Try it: What lines below contain the word "JSON"? Please pull each one out.

Component data from apps and pages
= = = = = = =

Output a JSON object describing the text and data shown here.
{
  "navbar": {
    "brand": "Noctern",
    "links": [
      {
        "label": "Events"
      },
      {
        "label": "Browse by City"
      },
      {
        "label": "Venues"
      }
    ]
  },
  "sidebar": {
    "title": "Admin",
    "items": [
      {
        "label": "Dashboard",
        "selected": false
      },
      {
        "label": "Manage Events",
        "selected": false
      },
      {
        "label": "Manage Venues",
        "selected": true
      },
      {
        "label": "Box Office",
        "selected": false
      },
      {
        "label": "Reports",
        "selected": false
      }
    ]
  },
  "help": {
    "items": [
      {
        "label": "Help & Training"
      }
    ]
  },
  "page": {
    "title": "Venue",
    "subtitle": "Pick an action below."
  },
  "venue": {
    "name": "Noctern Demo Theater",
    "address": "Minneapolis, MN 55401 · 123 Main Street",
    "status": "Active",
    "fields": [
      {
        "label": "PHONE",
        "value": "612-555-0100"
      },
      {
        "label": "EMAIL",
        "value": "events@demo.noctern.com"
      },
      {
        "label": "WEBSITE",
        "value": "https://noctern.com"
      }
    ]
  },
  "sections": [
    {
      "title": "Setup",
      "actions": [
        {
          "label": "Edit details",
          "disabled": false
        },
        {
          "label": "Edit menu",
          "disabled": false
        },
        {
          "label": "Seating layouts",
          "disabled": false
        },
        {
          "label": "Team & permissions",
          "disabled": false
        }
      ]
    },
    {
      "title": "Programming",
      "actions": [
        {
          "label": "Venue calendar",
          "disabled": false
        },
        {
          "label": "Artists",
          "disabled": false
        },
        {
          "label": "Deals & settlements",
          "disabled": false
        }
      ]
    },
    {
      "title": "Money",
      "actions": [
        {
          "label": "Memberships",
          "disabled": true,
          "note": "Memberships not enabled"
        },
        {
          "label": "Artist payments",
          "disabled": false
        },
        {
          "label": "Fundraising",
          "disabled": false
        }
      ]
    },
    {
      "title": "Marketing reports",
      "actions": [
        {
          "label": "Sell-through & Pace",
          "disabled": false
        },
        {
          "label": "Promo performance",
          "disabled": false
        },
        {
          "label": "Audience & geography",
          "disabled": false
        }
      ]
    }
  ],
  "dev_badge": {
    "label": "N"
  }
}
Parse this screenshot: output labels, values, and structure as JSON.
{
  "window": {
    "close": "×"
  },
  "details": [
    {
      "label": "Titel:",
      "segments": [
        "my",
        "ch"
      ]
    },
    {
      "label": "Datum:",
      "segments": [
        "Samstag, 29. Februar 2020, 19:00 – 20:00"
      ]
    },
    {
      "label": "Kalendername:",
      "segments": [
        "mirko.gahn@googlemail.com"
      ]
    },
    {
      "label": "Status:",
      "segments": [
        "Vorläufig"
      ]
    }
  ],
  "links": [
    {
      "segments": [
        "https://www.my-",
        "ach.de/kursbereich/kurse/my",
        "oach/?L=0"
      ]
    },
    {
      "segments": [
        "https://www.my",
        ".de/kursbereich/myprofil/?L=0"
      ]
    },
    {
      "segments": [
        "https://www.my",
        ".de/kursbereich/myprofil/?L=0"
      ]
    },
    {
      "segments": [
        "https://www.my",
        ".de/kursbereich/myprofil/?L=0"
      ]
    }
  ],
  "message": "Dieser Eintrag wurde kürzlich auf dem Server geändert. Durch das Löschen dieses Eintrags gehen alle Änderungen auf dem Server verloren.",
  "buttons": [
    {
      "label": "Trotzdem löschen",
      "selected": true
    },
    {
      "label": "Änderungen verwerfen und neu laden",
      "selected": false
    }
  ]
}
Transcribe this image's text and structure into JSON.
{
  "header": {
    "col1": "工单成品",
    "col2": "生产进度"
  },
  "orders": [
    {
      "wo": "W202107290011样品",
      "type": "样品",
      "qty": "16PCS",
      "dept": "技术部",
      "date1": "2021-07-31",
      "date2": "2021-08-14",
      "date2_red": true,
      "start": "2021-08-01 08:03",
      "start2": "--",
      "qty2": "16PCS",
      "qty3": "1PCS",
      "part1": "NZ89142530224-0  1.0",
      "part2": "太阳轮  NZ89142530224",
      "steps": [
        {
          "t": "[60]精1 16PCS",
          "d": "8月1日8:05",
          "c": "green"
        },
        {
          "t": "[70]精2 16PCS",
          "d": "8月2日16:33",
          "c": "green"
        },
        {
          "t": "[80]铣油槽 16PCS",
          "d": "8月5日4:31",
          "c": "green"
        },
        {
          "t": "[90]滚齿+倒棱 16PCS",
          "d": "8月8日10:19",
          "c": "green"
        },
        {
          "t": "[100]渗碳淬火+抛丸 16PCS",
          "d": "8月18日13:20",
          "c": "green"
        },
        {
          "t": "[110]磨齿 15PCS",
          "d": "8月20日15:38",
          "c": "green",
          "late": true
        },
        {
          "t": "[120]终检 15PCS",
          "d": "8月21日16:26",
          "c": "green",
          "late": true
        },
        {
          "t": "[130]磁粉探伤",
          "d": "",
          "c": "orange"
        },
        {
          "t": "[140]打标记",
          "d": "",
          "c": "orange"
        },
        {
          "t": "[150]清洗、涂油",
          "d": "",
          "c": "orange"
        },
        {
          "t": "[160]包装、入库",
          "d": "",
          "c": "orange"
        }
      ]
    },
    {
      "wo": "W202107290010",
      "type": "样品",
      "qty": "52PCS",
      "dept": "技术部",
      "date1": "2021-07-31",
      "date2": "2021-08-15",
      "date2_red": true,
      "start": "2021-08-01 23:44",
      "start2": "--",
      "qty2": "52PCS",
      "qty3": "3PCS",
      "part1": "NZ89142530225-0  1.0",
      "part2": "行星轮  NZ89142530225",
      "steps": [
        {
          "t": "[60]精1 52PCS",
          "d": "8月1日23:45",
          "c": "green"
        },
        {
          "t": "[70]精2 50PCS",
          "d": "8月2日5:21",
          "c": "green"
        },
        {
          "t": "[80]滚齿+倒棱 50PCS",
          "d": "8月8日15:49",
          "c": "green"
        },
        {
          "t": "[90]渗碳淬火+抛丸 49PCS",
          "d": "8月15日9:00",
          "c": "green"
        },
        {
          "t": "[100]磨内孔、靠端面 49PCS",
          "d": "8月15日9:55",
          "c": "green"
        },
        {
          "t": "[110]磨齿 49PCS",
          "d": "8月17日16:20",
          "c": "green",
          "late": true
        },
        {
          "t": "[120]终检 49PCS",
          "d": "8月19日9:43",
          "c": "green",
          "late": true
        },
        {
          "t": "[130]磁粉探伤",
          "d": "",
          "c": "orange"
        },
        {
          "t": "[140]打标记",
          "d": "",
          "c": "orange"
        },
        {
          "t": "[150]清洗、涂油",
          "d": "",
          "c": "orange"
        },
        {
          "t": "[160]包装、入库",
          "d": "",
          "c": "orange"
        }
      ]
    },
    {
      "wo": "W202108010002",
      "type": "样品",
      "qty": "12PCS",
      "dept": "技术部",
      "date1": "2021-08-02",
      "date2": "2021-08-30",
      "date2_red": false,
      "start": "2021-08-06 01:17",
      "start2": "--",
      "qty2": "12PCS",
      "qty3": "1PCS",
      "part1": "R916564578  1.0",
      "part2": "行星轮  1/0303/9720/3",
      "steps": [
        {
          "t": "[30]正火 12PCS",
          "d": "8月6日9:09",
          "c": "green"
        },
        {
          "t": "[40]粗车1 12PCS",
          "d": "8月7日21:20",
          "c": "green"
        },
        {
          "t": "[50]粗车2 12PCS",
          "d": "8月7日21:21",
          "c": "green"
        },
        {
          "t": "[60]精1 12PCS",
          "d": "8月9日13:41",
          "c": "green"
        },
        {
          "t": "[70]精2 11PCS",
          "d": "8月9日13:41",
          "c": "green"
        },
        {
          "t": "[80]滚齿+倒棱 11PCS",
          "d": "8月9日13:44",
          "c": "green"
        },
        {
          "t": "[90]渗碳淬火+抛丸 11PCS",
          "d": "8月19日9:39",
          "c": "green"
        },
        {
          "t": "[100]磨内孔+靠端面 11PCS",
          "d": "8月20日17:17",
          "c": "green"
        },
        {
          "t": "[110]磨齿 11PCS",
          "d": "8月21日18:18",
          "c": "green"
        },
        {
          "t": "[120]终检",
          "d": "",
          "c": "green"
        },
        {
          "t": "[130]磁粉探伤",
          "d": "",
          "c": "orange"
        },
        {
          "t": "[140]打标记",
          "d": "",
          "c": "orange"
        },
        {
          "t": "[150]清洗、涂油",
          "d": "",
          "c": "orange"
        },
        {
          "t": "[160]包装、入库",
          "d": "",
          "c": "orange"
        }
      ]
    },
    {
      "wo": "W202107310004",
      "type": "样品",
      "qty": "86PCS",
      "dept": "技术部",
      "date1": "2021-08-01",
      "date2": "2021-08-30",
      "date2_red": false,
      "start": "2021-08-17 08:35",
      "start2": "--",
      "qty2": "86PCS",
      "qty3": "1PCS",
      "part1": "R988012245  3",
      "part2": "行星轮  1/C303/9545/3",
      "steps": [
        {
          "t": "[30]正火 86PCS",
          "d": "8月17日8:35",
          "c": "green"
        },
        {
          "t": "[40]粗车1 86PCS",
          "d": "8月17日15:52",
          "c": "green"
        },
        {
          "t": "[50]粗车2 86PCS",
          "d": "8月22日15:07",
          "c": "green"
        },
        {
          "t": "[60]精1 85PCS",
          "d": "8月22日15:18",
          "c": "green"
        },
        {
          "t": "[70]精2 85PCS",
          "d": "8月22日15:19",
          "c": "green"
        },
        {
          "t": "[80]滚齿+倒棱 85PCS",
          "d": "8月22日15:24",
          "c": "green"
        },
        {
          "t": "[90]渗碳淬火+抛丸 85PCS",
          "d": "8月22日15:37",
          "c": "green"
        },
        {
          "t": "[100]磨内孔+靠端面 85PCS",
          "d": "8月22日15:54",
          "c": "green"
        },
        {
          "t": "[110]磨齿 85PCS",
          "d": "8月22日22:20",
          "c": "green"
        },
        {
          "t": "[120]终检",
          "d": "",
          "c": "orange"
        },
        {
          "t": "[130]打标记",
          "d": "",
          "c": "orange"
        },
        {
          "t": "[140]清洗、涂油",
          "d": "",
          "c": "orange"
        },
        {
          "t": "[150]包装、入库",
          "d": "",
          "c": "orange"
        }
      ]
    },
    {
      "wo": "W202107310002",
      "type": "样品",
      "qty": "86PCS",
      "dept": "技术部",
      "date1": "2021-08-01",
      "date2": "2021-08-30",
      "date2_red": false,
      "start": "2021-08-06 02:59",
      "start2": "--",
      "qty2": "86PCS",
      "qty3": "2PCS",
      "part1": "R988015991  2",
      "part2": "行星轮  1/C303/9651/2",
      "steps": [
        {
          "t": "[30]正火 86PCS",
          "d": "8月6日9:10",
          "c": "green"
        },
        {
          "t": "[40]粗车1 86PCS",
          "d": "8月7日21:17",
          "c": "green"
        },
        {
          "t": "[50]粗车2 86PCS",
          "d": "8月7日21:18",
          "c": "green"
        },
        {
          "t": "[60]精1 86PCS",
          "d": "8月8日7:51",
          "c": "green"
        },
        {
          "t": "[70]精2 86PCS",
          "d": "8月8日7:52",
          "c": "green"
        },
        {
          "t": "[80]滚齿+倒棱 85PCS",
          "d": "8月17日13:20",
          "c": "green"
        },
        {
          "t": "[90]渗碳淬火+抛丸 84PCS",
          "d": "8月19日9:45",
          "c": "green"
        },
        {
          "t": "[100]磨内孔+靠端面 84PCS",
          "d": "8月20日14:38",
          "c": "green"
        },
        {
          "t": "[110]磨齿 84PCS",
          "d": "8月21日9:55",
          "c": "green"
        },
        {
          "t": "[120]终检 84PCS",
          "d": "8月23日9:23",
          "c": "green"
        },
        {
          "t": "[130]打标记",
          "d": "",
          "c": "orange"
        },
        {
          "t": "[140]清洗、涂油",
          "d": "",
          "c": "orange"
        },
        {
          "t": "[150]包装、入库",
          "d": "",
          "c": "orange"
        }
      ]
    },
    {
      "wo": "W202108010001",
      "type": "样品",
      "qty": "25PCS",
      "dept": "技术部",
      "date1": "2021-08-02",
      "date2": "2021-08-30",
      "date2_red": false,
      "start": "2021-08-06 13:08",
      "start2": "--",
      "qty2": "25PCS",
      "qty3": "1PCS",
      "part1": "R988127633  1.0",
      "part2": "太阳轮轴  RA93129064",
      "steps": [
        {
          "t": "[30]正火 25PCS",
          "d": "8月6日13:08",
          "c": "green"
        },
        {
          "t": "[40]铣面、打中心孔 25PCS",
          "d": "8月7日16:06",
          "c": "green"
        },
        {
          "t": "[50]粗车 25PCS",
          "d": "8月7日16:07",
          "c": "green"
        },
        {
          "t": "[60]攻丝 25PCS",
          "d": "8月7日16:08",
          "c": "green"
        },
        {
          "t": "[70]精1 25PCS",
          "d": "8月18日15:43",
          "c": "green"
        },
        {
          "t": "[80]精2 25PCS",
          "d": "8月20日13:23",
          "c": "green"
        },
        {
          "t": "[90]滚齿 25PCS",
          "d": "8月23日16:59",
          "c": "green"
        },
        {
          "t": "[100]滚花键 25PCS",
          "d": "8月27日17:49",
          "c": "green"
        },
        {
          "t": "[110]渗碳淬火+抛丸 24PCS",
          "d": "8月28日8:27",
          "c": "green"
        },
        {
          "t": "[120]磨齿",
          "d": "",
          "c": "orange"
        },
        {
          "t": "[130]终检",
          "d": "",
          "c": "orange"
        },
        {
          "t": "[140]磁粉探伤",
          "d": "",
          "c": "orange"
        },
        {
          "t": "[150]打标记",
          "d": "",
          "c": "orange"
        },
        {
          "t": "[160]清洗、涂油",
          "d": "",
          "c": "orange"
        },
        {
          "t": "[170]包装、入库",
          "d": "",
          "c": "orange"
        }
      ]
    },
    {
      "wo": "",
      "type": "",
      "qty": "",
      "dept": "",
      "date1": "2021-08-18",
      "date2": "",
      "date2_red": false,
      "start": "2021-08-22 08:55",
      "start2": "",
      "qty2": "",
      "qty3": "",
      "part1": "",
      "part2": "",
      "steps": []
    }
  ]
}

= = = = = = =

Exercise response:
Output a JSON object describing the text and data shown here.
Parse this screenshot: output labels, values, and structure as JSON.
Transcribe this image's text and structure into JSON.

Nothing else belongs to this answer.